▸ Directions
The reply should hold every line of the data below, unchanged, and none of the pictures.
(Beginning of Recorded data)
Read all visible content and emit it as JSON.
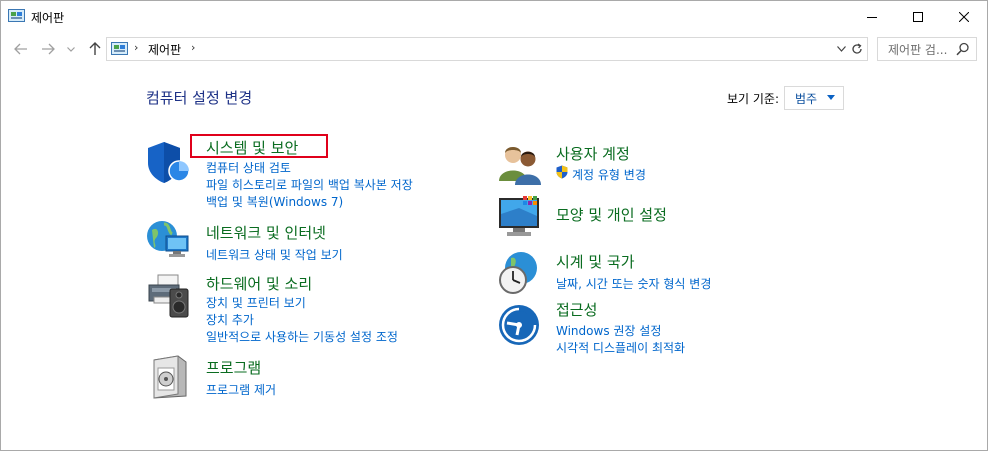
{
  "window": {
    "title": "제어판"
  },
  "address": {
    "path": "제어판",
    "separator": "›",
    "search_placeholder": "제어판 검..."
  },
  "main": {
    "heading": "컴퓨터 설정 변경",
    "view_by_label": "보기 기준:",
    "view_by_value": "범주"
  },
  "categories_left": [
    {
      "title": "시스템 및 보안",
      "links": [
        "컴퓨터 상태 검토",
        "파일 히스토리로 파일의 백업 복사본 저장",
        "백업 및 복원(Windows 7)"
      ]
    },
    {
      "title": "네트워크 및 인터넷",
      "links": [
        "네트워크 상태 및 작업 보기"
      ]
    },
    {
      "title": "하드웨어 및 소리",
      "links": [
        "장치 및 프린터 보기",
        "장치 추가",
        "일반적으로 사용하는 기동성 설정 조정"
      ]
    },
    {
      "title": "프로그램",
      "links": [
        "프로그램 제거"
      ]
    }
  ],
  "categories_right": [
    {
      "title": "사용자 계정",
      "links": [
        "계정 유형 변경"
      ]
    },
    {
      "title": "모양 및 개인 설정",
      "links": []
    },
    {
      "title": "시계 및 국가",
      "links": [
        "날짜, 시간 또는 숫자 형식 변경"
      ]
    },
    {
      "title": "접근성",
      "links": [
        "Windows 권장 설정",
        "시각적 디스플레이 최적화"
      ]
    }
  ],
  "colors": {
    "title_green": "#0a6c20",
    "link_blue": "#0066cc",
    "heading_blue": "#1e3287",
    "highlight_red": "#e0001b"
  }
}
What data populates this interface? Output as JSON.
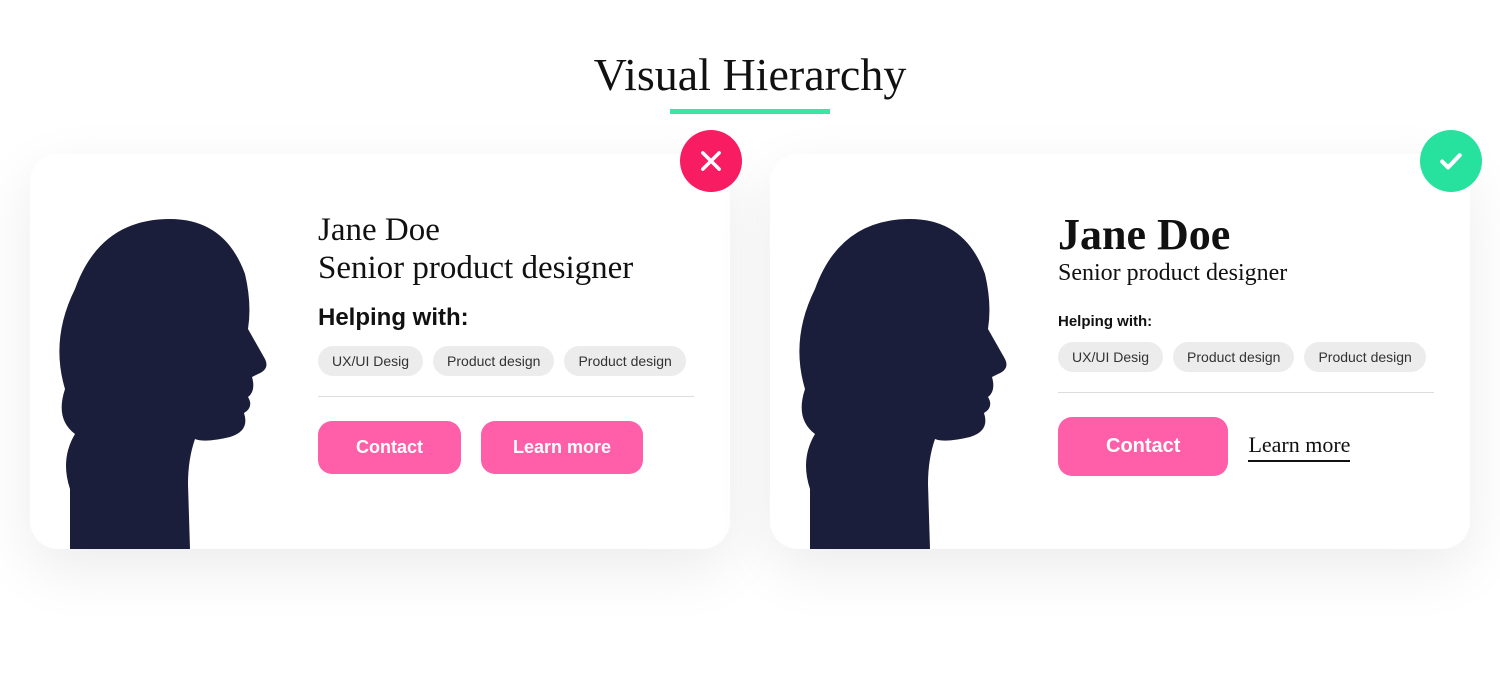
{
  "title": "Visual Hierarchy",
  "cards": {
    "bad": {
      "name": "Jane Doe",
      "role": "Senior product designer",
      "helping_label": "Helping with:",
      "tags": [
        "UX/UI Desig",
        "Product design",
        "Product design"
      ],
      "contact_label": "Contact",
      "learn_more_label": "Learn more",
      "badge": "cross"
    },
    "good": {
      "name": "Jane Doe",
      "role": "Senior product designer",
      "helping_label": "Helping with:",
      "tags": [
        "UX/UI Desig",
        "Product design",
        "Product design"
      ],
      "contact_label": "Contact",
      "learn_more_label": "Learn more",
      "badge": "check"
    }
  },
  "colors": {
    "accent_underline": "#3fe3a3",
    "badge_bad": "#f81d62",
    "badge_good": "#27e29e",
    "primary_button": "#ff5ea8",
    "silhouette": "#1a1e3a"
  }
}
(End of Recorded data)
▸ Answer to this task
Read all visible content and emit it as JSON.
{
  "window": {
    "title": "제어판"
  },
  "address": {
    "path": "제어판",
    "separator": "›",
    "search_placeholder": "제어판 검..."
  },
  "main": {
    "heading": "컴퓨터 설정 변경",
    "view_by_label": "보기 기준:",
    "view_by_value": "범주"
  },
  "categories_left": [
    {
      "title": "시스템 및 보안",
      "links": [
        "컴퓨터 상태 검토",
        "파일 히스토리로 파일의 백업 복사본 저장",
        "백업 및 복원(Windows 7)"
      ]
    },
    {
      "title": "네트워크 및 인터넷",
      "links": [
        "네트워크 상태 및 작업 보기"
      ]
    },
    {
      "title": "하드웨어 및 소리",
      "links": [
        "장치 및 프린터 보기",
        "장치 추가",
        "일반적으로 사용하는 기동성 설정 조정"
      ]
    },
    {
      "title": "프로그램",
      "links": [
        "프로그램 제거"
      ]
    }
  ],
  "categories_right": [
    {
      "title": "사용자 계정",
      "links": [
        "계정 유형 변경"
      ]
    },
    {
      "title": "모양 및 개인 설정",
      "links": []
    },
    {
      "title": "시계 및 국가",
      "links": [
        "날짜, 시간 또는 숫자 형식 변경"
      ]
    },
    {
      "title": "접근성",
      "links": [
        "Windows 권장 설정",
        "시각적 디스플레이 최적화"
      ]
    }
  ],
  "colors": {
    "title_green": "#0a6c20",
    "link_blue": "#0066cc",
    "heading_blue": "#1e3287",
    "highlight_red": "#e0001b"
  }
}
What data populates this interface? Output as JSON.
{
  "title": "Visual Hierarchy",
  "cards": {
    "bad": {
      "name": "Jane Doe",
      "role": "Senior product designer",
      "helping_label": "Helping with:",
      "tags": [
        "UX/UI Desig",
        "Product design",
        "Product design"
      ],
      "contact_label": "Contact",
      "learn_more_label": "Learn more",
      "badge": "cross"
    },
    "good": {
      "name": "Jane Doe",
      "role": "Senior product designer",
      "helping_label": "Helping with:",
      "tags": [
        "UX/UI Desig",
        "Product design",
        "Product design"
      ],
      "contact_label": "Contact",
      "learn_more_label": "Learn more",
      "badge": "check"
    }
  },
  "colors": {
    "accent_underline": "#3fe3a3",
    "badge_bad": "#f81d62",
    "badge_good": "#27e29e",
    "primary_button": "#ff5ea8",
    "silhouette": "#1a1e3a"
  }
}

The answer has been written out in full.